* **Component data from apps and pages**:
┌────────
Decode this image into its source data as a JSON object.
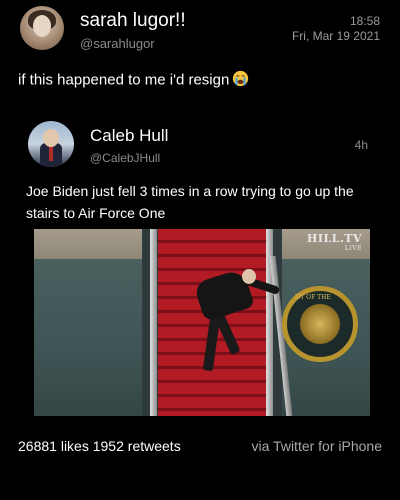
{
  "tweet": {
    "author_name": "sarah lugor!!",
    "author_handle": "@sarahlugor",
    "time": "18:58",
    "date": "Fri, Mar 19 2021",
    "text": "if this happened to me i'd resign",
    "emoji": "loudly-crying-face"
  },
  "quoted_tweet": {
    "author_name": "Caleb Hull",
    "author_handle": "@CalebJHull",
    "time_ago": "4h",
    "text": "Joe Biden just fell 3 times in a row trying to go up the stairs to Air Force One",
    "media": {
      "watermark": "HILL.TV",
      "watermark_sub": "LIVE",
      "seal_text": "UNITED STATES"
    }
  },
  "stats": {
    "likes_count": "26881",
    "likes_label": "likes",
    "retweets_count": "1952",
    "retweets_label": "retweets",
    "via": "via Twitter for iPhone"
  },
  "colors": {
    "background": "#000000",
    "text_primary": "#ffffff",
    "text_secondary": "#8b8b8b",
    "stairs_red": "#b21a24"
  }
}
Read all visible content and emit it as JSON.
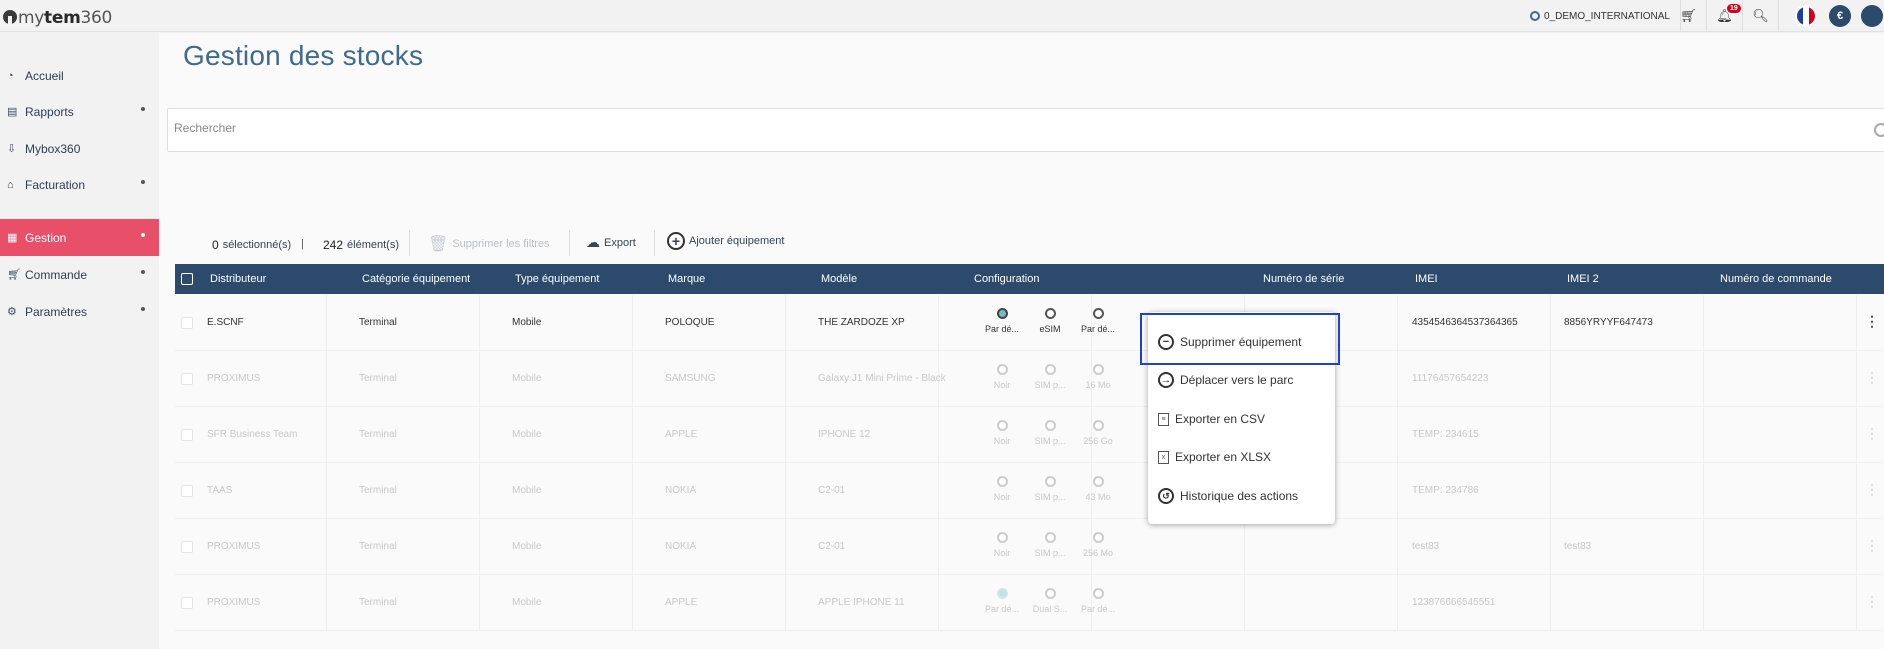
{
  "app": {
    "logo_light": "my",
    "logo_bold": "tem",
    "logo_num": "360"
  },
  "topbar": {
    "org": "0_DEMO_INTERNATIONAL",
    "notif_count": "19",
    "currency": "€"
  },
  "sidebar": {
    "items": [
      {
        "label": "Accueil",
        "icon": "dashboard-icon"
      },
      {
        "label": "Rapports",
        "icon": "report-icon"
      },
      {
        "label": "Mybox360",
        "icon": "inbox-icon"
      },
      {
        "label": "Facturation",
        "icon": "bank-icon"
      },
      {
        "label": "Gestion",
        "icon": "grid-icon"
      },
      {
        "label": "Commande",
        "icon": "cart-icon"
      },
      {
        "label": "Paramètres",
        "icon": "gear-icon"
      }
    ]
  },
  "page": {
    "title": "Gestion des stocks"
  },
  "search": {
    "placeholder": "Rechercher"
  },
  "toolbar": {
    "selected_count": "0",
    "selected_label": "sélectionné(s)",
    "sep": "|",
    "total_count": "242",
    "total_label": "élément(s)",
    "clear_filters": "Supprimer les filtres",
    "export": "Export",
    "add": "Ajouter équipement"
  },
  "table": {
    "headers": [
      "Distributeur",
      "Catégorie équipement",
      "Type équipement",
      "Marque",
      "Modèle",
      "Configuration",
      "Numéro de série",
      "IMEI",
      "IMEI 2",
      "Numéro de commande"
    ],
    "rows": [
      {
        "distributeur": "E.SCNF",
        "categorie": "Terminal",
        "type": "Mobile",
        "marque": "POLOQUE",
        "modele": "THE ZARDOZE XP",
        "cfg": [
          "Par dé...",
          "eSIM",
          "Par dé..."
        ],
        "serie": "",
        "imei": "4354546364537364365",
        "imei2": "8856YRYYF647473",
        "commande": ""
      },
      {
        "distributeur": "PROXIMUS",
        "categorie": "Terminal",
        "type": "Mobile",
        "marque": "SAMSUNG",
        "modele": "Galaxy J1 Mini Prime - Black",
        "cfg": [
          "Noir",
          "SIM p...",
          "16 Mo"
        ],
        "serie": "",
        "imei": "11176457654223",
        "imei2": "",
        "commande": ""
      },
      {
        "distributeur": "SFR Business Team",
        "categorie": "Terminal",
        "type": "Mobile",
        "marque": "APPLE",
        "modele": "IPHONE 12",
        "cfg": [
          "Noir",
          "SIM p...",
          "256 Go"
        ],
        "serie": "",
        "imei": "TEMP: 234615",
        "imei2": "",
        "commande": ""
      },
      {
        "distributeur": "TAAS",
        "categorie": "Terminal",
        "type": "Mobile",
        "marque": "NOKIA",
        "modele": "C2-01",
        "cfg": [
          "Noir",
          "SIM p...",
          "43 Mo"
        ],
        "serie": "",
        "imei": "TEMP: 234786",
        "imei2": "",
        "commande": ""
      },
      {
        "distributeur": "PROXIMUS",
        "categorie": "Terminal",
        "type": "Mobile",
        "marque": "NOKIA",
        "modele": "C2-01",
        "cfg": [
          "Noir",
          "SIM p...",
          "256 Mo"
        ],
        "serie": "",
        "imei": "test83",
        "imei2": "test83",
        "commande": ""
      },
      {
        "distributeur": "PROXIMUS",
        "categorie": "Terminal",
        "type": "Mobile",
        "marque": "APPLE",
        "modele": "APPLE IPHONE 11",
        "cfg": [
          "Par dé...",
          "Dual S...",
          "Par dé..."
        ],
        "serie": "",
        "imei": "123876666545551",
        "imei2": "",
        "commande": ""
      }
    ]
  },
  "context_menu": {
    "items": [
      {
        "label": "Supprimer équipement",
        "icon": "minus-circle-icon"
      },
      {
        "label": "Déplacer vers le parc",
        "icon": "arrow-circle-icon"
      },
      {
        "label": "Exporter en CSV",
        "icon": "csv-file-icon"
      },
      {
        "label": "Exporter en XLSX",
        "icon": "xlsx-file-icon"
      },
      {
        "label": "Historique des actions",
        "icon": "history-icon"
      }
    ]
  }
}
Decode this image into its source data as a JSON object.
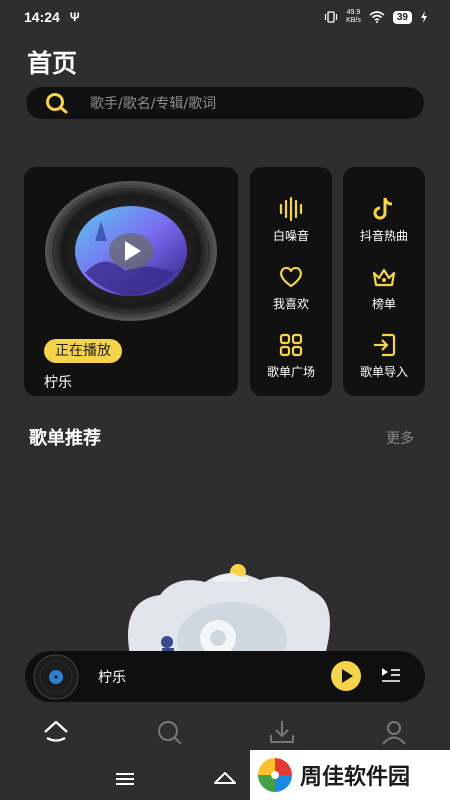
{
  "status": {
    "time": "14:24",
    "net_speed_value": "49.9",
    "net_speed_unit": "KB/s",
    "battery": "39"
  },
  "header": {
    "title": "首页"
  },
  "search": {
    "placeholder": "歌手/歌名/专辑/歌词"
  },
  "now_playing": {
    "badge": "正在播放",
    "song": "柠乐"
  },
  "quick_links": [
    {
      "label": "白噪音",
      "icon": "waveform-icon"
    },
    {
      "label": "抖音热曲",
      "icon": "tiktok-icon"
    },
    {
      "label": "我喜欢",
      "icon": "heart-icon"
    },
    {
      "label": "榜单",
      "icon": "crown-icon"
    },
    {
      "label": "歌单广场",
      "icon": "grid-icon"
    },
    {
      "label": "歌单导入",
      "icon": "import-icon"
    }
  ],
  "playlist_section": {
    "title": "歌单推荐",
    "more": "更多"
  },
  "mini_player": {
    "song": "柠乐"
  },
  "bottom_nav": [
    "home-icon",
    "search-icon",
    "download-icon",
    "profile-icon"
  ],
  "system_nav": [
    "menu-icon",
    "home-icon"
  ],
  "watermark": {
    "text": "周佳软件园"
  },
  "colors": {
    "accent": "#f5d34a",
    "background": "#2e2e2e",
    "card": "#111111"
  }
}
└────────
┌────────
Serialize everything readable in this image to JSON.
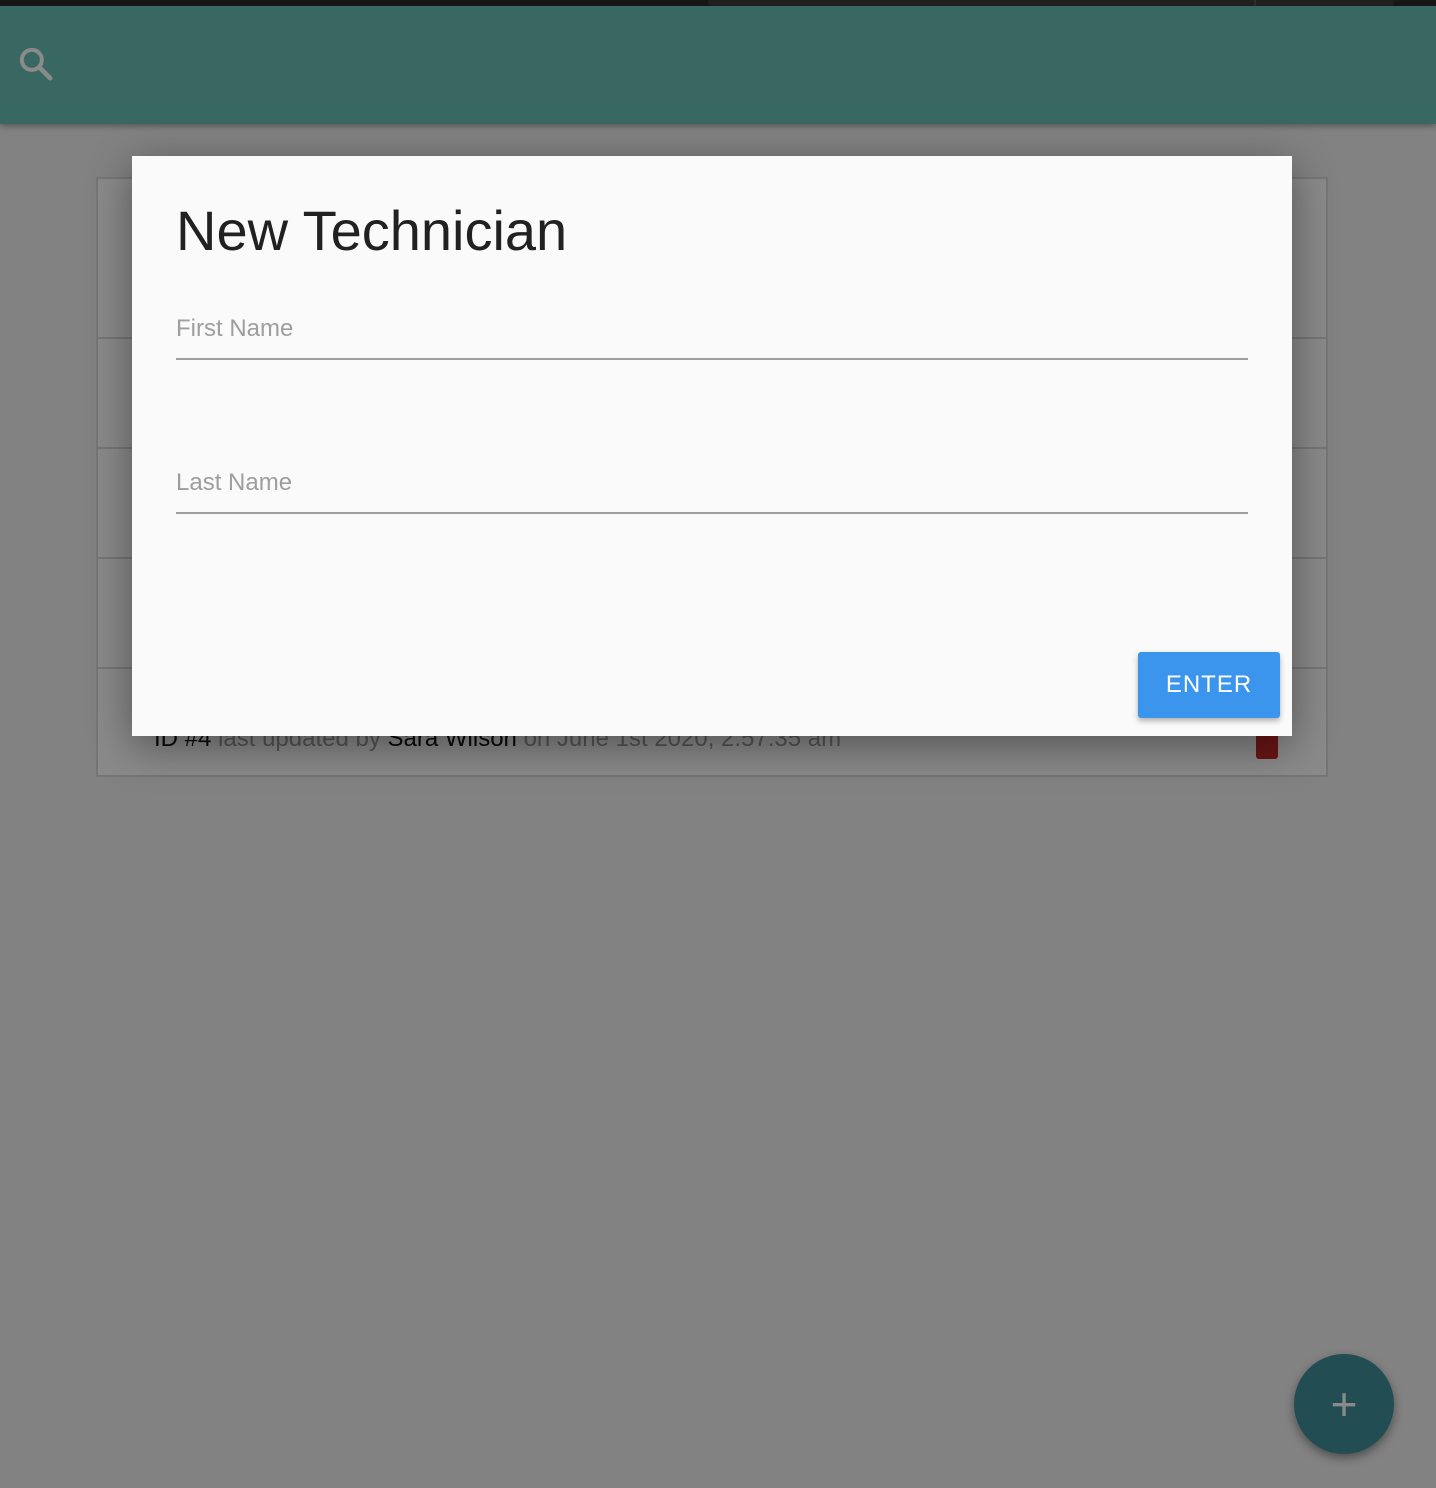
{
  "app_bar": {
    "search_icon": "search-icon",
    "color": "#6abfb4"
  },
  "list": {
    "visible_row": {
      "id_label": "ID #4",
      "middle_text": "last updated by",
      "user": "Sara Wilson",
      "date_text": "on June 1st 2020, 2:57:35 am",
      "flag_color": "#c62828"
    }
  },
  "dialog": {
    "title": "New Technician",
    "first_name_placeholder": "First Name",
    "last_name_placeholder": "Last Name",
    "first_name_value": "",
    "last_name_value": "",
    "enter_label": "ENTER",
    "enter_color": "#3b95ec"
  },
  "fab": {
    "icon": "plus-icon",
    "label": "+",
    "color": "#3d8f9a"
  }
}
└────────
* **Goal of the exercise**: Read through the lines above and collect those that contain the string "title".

* **Exercise answer**:
    "title": "Gestion des stocks"
    "title": "首页"
    "title": "歌单推荐",
    "title": "New Technician",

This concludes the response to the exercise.